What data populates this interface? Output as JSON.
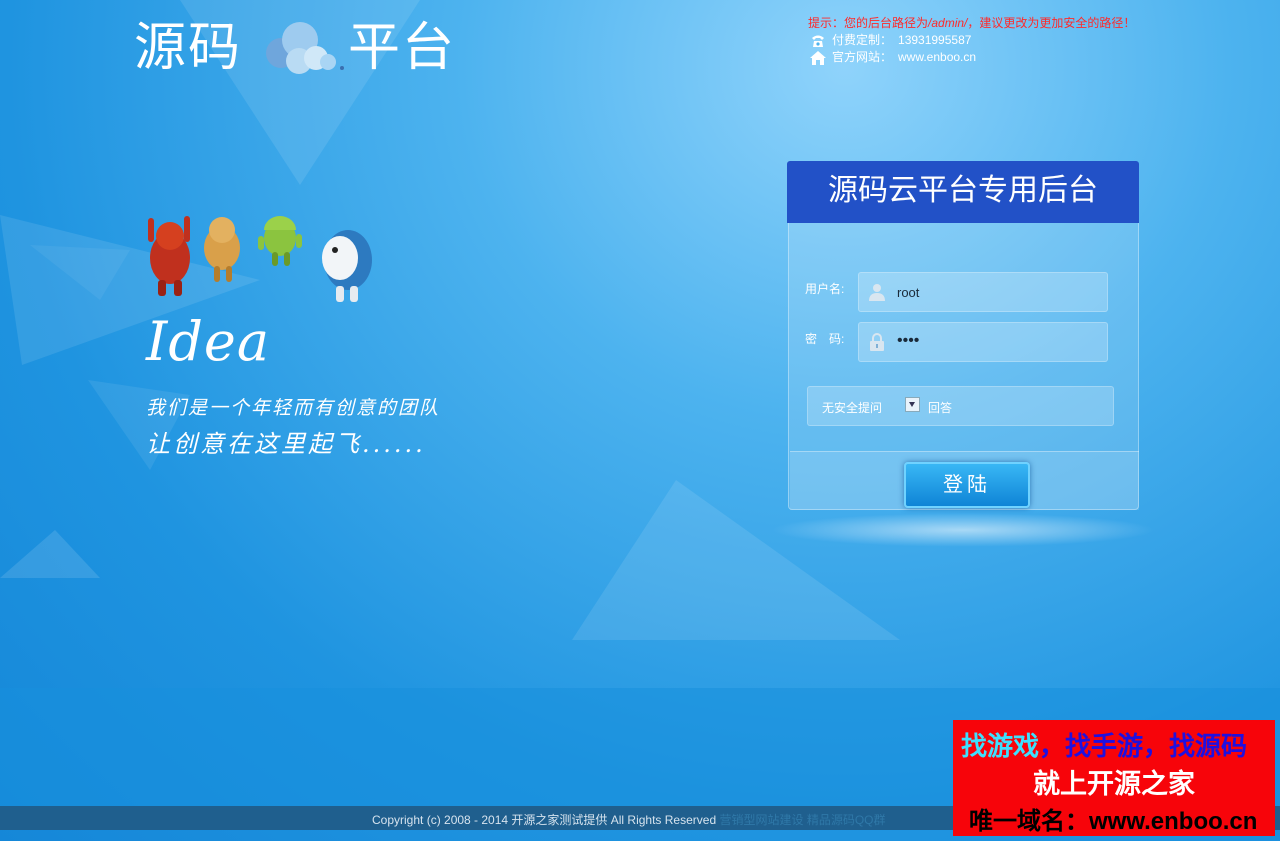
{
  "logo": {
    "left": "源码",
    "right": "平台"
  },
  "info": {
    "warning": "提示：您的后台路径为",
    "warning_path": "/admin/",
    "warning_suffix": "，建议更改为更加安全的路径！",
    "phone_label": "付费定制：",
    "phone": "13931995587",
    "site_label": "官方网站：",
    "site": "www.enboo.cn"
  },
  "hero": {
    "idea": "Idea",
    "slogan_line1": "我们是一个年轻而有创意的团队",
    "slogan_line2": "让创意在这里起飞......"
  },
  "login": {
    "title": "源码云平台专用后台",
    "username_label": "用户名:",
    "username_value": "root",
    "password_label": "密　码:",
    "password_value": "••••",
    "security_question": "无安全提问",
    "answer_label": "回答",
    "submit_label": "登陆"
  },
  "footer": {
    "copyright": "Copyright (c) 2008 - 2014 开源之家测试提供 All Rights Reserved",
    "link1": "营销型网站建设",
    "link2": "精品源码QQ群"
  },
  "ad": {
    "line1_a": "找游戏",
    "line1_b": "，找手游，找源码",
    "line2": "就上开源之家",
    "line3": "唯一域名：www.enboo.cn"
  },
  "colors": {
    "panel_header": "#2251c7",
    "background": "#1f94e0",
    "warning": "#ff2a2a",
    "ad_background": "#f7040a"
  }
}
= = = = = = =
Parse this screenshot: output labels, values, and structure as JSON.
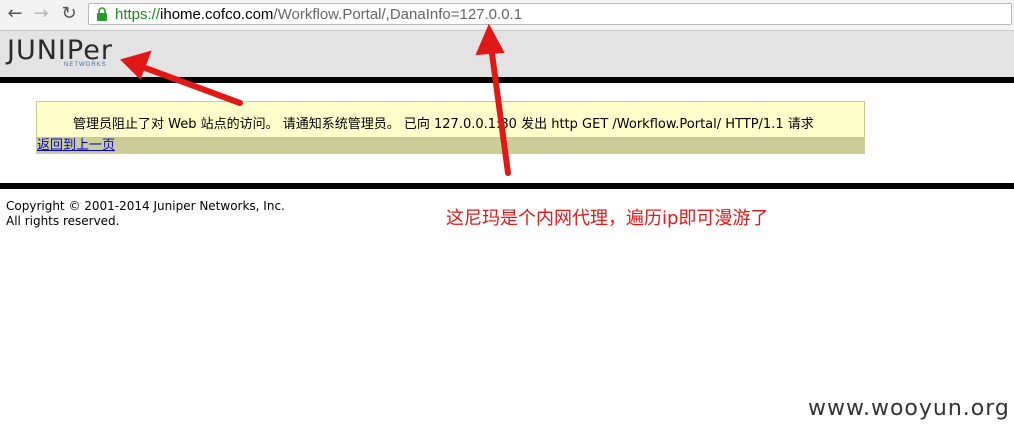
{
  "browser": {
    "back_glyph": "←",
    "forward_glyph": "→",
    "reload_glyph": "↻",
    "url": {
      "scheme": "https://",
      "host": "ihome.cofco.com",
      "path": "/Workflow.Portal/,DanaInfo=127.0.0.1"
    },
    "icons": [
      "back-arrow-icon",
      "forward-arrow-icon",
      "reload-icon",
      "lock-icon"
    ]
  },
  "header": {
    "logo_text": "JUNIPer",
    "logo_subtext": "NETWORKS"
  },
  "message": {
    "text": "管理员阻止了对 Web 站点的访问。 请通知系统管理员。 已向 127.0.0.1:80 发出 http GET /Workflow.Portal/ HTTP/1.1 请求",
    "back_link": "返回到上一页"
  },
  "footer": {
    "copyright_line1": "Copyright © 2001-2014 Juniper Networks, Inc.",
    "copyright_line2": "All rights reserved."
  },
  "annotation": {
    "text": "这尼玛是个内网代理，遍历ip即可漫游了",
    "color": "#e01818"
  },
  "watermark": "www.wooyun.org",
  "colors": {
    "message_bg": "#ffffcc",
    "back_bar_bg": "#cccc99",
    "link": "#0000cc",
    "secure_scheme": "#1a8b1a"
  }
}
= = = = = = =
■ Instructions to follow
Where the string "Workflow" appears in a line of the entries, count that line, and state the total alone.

■ Answer to the problem
2